Friday 10 April 2020

Trolls World Tour (Movie Review)

With most of the world's theaters still on lockdown due to the coronavirus, more movie studios are looking to streaming services for distribution of their movies. The latest one to be given that treatment is Trolls World Tour, the sequel to the 2016 animated musical, Trolls. The movie lands on video-on-demand platforms today, although this is coming after Universal had already tested the waters by releasing both The Invisible Man and The Hunt, after their truncated theatrical runs. But unlike those movies, this one is receiving what it is calling a day-and-date release with theaters.

The new movie finds Justin Timberlake and Anna Kendrick reprising their voice over roles as Branch and Queen Poppy respectively, two trolls that share a love for pop music and have grown to become best of friends. But as it turns out, Branch is seeking to be more than friends with Poppy, but can't seem to find the right words or time to express his feelings. All of that is put on the backburner though after they receive an unexpected letter from a neighboring troll kingdom.

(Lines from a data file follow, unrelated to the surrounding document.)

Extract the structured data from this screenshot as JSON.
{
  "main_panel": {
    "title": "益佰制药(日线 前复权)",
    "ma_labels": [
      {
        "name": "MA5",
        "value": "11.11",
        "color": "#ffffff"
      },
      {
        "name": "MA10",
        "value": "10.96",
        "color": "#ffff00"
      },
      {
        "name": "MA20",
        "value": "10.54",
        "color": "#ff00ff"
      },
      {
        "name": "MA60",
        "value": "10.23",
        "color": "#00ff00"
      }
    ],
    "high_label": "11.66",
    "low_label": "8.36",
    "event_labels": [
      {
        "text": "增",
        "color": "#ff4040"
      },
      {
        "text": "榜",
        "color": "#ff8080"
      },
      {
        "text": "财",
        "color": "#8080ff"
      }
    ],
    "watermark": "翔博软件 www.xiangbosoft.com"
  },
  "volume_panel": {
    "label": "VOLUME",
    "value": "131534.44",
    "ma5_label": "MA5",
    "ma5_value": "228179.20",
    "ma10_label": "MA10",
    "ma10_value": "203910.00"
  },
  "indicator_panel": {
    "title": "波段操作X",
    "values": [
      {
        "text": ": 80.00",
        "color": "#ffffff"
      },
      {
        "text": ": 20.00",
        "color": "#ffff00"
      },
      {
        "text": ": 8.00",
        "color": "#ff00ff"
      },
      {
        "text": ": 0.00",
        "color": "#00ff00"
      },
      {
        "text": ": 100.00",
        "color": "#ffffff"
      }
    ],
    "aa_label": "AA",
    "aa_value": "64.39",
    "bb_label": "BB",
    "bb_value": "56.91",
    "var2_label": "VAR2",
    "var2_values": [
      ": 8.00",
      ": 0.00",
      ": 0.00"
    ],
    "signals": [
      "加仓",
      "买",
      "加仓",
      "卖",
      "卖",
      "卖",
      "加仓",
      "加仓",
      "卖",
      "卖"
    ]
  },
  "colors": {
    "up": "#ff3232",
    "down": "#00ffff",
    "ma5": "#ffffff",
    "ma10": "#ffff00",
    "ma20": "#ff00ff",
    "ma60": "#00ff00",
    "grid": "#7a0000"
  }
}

As it turns out, the trolls once lived under the harmony of a six-stringed harp. But over time, they started to fight amongst themselves over what type of music should be played with those strings. This eventually led to the harp being destroyed and its six strings being used to form six troll kingdoms, each based on a different style of music: Classical, Country, Funk, Rock, Techno and Pop. Now, Queen Barb (Rachel Bloom) of the Rock Kingdom is seeking to aggressively reunite all six troll kingdoms as "one nation under rock," and it is up to Branch and Poppy to stop her.

I was never really a big fan of the first Trolls movie and I had quite frankly forgotten it existed until Universal had announced its sequel would be going straight to VOD. The one thing I remembered enjoying from the first movie though was its music, which included the Academy Award nominated song by Justin Timberlake, "Cant Stop the Feeling." The new movie might not have the benefit of any such instant standouts, but it does benefit from incorporating so many different musical styles into its song catalogue.

The story itself is fairly predictable, but heartwarming nonetheless. It is a story about embracing our differences as individuals, and one that I found particularly poignant in this day and age of social distancing we find ourselves in. Perhaps this is why Universal had pushed to have it released on VOD rather than delay it till theaters reopened, because of the timeliness of its message.

The theater owners were not too pleased by their decision to forgo a theatrical release though, and have in fact promised not to forget this particular incident, although it remains to be seen what form their retaliation might take.

Trolls World Tour is definitely worth the watch while you're at home and in need of something to entertain yourself or the entire family. It is filled with so many sing-along tunes that you'll be hard pressed to sit still as you resist the temptation to join in or dance. I really hope it recoups a good portion of its production budget on VOD and streaming, so that we can continue to get more movies dropped directly on those platforms while everyone is stuck at home.